              Another way of looking at this is to look at the actual band. Vivian Lee, our lead soprano is, in many ways, the voice of the demoness. Plus Lauren “Razz” Palumbi, our violinist, takes a very front role, right up with the guitarists and vocalists, while John Perlic, our cellist remains static in the back throughout the show.
          As for the violence, yes, all of the women are killed, but, so are all of the men. That one is pretty across the board. In the song Conquered, the final scene, there are women fighting along side and against the men. Women kill men, men kill women. Everybody dies.
        At the end of the show there are only two people left alive. One male, one female, one elderly, one child, one destroyed, one innocent. Absolute yin and yang.
Jeremiah:  I want to assure you that there was no purposeful sexist agenda or intent on our part.  As with Randy, this is the first time I've heard a reference to that subject.  About half our cast and crew is comprised of very strong, artistic women. The co-lead character, The Demoness, is probably the most iconic, powerful, awe inspiring and prominent figure in the whole show. It was a very intentional decision to not have her speak. We tried it once and it dramatically diminished the mystery and allure to her character. We have only 6 speaking roles in the whole show, the Priest, the four generals and the Arch Bishop, and you are correct, none of those roles are women.  The presence or lack of dialogue does not make the character more or less important to the story as a whole, however. Dialogue is very minimal in this show, with the exception of the Priest, who serves as narrator.

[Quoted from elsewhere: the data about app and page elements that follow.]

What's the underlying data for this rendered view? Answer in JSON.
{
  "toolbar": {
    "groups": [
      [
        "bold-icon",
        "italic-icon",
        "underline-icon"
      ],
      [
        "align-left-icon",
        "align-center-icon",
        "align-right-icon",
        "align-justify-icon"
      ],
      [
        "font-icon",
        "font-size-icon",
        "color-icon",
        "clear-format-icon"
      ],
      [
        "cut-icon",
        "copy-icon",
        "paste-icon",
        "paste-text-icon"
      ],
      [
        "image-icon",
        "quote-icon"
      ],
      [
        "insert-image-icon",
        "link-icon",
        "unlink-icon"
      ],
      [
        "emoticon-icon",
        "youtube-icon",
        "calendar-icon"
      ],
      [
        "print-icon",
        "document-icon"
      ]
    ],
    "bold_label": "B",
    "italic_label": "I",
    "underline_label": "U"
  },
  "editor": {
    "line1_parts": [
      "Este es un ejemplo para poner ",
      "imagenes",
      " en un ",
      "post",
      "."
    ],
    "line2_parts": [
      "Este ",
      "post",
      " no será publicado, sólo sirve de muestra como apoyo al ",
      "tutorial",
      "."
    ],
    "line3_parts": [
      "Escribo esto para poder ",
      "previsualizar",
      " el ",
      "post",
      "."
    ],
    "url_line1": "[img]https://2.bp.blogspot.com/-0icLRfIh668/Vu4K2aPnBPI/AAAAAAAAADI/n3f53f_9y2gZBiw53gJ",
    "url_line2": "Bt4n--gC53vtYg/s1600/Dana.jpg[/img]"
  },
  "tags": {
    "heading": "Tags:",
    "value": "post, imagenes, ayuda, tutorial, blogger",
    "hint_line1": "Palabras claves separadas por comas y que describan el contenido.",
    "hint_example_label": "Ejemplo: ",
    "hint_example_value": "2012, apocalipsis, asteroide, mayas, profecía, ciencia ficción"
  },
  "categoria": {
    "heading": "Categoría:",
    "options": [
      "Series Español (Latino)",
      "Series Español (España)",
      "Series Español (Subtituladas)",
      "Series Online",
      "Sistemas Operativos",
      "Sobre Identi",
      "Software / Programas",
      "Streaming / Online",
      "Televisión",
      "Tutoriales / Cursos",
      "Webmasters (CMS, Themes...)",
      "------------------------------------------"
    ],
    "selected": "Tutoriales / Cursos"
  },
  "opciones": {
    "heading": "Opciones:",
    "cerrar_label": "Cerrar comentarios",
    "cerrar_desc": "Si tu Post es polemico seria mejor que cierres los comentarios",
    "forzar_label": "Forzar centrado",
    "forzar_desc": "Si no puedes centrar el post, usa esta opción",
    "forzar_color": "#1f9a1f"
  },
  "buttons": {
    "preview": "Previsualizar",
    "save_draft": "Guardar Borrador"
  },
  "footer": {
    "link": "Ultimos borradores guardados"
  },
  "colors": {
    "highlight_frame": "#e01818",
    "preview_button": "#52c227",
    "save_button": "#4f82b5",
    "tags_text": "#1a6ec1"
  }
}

How can people support Ara’kus?
Jeremiah:  The first and best way you can support Ara'Kus (short of coming to the shows) is to come over to our FaceBook page and participate there ( Our FaceBook admin, Mistress Von Gearmaster, loves conversing with new fans, as do the members of the cast and crew. We'll be putting up some new merchandise items soon, including CD's and t-shirts, so keep an eye on both the FaceBook page and our website at The other thing you can do is help us to spread the word! Talk to you friends about these shows and the music. We're completely local and self funded, so we're entirely dependent on fans support to help us continue doing what we do.
Randy:  And if you can't come see us because you live outside of the Seattle area then do this for me, go support one of your local artists, because no matter where you are there are some great bands there. THE END.

No comments:

Post a Comment